Test-taking is a fact of life — a necessary tool for evaluating capacity for learning as well as effectiveness in teaching.
And while most people understand and acknowledge the role and necessity of test-taking, new research reveals that taking part in these exercises can actually improve learning.
Two researchers — Dr. Katherine Rawson, associate professor in Kent State’s department of psychology, and former Kent State graduate student Mary Pyc — recently reported the findings of a study that examined the inherent benefits of test-taking on memory.
They found that testing enhances memory by supporting the use of more effective encoding strategies.
“Taking practice tests — particularly ones that involve attempting to recall something from memory — can drastically increase the likelihood that you’ll be able to remember that information again later,” Rawson said.

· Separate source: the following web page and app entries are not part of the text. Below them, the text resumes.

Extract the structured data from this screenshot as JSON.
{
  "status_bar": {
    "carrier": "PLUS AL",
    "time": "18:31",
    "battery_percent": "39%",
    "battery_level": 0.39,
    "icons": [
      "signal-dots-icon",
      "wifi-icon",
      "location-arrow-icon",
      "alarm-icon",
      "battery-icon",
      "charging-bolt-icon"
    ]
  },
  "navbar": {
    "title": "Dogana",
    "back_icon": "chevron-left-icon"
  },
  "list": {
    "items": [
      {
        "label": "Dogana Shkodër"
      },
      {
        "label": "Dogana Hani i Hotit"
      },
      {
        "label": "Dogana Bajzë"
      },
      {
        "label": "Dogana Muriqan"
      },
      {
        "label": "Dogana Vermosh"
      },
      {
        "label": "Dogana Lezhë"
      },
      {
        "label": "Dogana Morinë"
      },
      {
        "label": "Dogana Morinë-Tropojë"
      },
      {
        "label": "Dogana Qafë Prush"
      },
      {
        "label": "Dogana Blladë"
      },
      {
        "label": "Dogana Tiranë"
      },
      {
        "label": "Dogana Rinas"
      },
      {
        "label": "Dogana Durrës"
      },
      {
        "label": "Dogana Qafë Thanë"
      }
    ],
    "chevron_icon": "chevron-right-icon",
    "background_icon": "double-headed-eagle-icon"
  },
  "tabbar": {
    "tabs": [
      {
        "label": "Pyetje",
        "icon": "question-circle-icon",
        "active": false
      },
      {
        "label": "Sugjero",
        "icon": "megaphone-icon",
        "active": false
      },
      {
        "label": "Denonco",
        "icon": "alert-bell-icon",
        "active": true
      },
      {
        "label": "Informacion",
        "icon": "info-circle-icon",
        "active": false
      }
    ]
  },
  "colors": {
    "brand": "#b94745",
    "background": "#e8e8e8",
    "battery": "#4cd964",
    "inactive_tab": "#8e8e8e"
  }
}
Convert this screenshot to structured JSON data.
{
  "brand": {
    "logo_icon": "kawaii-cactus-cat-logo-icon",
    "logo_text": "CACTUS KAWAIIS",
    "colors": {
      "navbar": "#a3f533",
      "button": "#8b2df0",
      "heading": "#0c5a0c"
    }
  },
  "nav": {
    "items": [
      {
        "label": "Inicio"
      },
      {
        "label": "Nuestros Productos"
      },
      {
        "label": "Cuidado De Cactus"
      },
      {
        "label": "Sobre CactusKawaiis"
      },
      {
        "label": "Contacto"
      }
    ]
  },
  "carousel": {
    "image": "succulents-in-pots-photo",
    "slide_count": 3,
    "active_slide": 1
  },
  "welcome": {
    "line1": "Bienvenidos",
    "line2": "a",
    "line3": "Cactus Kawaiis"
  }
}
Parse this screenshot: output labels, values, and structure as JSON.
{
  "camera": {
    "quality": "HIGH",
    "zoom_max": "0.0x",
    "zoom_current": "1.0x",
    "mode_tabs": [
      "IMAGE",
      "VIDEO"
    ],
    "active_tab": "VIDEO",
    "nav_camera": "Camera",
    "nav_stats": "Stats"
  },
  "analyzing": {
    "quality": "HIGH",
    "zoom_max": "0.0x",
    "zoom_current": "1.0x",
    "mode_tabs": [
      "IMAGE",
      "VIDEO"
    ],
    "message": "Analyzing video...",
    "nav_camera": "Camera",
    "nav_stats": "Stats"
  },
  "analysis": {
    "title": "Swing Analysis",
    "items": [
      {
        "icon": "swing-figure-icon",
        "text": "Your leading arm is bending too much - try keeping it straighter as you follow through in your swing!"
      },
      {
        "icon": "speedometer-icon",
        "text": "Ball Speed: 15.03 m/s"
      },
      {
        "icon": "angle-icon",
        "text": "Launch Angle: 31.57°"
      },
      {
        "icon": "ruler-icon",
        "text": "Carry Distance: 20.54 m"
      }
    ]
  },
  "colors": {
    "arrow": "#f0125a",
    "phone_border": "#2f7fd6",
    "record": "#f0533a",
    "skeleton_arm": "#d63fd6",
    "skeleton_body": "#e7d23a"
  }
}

“Given that hundreds of experiments have been conducted to establish the effects of testing on learning, it’s surprising that we know very little about why testing improves memory.”
Offering an example, the researchers point to the process of trying to learn foreign language vocabulary. In their research, Rawson and Pyc would typically use Swahili-English word pairs, such as ‘wingu — cloud.’
“To learn this item, you could just repeat it over and over to yourself each time you studied it, but it turns out that’s not a particularly effective strategy for committing something to memory,” they suggested.
“A more effective strategy is to develop a keyword that connects the foreign language word with the English word. ‘Wingu’ sounds like ‘wing,’ birds have wings and fly in the ‘clouds.'”
Of course, this method works only as well as the keyword a person comes up with, the study pointed out, because the association depends on a person’s ability to remember the identified keyword as well as the English word.
The study revealed that practice tests lead learners to develop better keywords. People come up with more effective mental hints or keywords, called mediators, when they are being tested than when they are studying only.
Earlier this year, Rawson traveled to the White House and received the Presidential Early Career Award for Scientists and Engineers, the highest honor bestowed by the U.S. government on young professionals in the early stages of their independent research careers.
Pyc received her master’s and doctoral degrees from Kent State; she is now a postdoctoral fellow at Washington University.
The findings of the article were published in the Oct. 15 2010 issue of the journal Science.
Source:Kent State University